1. Unless your contract says you have to: don't give back the money. If your publisher chooses not to publish that's their right, but if you did what you were supposed to do and delivered an acceptable manuscript (you did read those prior posts, right?) then you're very likely entitled to keep your advance. You may be afraid of being blacklisted, but you're just as likely to be thought of as a sucker if you give back money you could have kept.
2. Unless the project was a work-for-hire: don't sit on the manuscript. Finding a new buyer does two things for you:
- It shows that the project was economically viable, and so any allegations your (now-previous) publisher may make about how your book wouldn't have sold will be undercut.

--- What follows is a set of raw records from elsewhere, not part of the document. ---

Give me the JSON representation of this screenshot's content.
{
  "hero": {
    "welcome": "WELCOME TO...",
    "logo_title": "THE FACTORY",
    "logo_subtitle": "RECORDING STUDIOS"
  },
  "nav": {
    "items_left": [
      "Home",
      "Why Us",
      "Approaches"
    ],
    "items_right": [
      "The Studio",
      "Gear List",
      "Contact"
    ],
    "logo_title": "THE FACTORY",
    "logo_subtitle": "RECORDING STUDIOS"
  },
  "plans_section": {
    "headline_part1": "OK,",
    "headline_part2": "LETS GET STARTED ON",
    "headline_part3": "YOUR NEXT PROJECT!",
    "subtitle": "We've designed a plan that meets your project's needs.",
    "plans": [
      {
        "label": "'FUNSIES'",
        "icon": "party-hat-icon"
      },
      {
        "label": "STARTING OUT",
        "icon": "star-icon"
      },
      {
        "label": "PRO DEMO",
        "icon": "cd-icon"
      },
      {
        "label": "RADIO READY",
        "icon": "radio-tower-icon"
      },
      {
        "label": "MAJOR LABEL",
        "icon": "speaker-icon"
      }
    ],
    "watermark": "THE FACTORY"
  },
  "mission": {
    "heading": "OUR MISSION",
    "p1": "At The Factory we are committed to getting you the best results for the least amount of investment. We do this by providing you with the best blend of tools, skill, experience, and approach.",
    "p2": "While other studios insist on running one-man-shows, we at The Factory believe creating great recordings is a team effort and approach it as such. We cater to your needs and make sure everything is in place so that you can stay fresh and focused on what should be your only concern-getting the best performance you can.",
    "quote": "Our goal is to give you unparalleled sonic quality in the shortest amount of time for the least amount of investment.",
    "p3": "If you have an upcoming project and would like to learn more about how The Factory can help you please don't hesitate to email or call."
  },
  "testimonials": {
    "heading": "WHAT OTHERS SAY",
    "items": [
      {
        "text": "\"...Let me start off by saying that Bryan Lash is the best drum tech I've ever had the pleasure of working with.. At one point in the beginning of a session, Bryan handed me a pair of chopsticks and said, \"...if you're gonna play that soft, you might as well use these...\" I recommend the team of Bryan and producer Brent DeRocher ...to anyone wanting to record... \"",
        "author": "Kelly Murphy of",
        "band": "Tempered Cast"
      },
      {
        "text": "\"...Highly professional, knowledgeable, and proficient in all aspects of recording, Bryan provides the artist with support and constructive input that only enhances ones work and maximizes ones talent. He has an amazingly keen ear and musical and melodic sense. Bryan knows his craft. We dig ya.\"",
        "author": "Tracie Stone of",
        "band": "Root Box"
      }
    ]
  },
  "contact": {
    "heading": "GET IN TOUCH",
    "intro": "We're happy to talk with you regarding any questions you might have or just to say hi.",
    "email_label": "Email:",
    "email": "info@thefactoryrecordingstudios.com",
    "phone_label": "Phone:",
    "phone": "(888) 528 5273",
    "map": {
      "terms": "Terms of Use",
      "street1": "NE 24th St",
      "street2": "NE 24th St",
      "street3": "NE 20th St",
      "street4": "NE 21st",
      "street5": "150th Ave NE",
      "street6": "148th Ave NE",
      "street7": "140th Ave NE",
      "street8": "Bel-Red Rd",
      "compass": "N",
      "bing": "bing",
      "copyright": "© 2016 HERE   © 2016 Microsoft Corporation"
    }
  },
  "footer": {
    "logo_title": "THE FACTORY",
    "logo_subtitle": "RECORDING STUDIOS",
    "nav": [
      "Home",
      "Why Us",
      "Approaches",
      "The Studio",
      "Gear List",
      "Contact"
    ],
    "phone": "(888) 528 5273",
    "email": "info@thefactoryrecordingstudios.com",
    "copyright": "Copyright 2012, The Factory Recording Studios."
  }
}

- It crystallizes and mitigates your damages which are both important. Crystallizing them means you've set the exact dollar amount: the difference between what you should have been paid and what you were paid. Mitigating them means you're trying to salvage the situation: this makes you much more sympathetic to a jury and also gives you certain technical legal advantages that I won't bore you with here.
3. Unless you want a fight: don't pick one. Just tell them that you believe you're entitled to keep it because you did what you were supposed to do under the contract. They may not bother to fight this any longer, they may get their lawyers to write you a nasty letter. If they're really trying to rattle your cage they may even hire a law firm to do it; if that happens they're taking things a bit more seriously (because they're spending money) but even that doesn't necessarily mean much. Find a lawyer of your own, brief them on the situation if you feel like it, but just stay calm. This may well blow over.
Here's the thing to try: rather than shopping for a new publishing house under #2, maybe go directly to self-publishing through the Kindle, Nook, etc. All the cases on this issue come from back in the day when these options didn't exist. There may be a benefit to not having a bunch of rejection notices from publishers if things get ugly. If I were in this situation myself, I'd probably try this.